==== Material provided

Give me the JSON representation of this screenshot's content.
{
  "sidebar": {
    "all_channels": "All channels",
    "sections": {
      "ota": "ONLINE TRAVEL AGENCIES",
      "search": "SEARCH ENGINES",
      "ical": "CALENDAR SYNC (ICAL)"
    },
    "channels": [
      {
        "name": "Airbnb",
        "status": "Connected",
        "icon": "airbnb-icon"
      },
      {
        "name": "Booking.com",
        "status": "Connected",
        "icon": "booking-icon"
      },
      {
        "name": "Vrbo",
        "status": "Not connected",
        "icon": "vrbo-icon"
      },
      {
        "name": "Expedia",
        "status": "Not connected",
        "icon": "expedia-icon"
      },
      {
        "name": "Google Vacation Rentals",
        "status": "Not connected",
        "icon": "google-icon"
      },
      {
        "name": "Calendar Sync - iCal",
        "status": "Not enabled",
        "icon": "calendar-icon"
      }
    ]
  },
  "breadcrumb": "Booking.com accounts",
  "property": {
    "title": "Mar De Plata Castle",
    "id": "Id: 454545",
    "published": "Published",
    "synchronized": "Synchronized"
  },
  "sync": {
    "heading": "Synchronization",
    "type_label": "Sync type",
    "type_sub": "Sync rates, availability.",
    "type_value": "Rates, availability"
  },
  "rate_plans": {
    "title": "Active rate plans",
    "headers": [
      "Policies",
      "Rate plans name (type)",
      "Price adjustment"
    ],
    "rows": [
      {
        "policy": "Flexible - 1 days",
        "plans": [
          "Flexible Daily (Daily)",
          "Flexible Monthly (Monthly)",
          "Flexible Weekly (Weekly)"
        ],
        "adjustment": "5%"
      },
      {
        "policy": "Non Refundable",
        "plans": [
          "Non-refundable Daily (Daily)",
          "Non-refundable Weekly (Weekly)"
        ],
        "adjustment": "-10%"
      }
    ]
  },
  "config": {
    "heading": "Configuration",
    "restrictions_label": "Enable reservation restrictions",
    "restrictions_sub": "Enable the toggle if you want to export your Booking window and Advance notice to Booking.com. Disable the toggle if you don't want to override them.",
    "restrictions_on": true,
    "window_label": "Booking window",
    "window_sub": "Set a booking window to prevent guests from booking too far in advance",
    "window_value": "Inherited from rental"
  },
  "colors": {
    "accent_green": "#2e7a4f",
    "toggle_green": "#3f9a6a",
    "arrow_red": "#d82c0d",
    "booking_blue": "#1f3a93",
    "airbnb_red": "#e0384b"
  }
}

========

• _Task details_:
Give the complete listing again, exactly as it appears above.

• _Answer box_:
Give me the JSON representation of this screenshot's content.
{
  "sidebar": {
    "all_channels": "All channels",
    "sections": {
      "ota": "ONLINE TRAVEL AGENCIES",
      "search": "SEARCH ENGINES",
      "ical": "CALENDAR SYNC (ICAL)"
    },
    "channels": [
      {
        "name": "Airbnb",
        "status": "Connected",
        "icon": "airbnb-icon"
      },
      {
        "name": "Booking.com",
        "status": "Connected",
        "icon": "booking-icon"
      },
      {
        "name": "Vrbo",
        "status": "Not connected",
        "icon": "vrbo-icon"
      },
      {
        "name": "Expedia",
        "status": "Not connected",
        "icon": "expedia-icon"
      },
      {
        "name": "Google Vacation Rentals",
        "status": "Not connected",
        "icon": "google-icon"
      },
      {
        "name": "Calendar Sync - iCal",
        "status": "Not enabled",
        "icon": "calendar-icon"
      }
    ]
  },
  "breadcrumb": "Booking.com accounts",
  "property": {
    "title": "Mar De Plata Castle",
    "id": "Id: 454545",
    "published": "Published",
    "synchronized": "Synchronized"
  },
  "sync": {
    "heading": "Synchronization",
    "type_label": "Sync type",
    "type_sub": "Sync rates, availability.",
    "type_value": "Rates, availability"
  },
  "rate_plans": {
    "title": "Active rate plans",
    "headers": [
      "Policies",
      "Rate plans name (type)",
      "Price adjustment"
    ],
    "rows": [
      {
        "policy": "Flexible - 1 days",
        "plans": [
          "Flexible Daily (Daily)",
          "Flexible Monthly (Monthly)",
          "Flexible Weekly (Weekly)"
        ],
        "adjustment": "5%"
      },
      {
        "policy": "Non Refundable",
        "plans": [
          "Non-refundable Daily (Daily)",
          "Non-refundable Weekly (Weekly)"
        ],
        "adjustment": "-10%"
      }
    ]
  },
  "config": {
    "heading": "Configuration",
    "restrictions_label": "Enable reservation restrictions",
    "restrictions_sub": "Enable the toggle if you want to export your Booking window and Advance notice to Booking.com. Disable the toggle if you don't want to override them.",
    "restrictions_on": true,
    "window_label": "Booking window",
    "window_sub": "Set a booking window to prevent guests from booking too far in advance",
    "window_value": "Inherited from rental"
  },
  "colors": {
    "accent_green": "#2e7a4f",
    "toggle_green": "#3f9a6a",
    "arrow_red": "#d82c0d",
    "booking_blue": "#1f3a93",
    "airbnb_red": "#e0384b"
  }
}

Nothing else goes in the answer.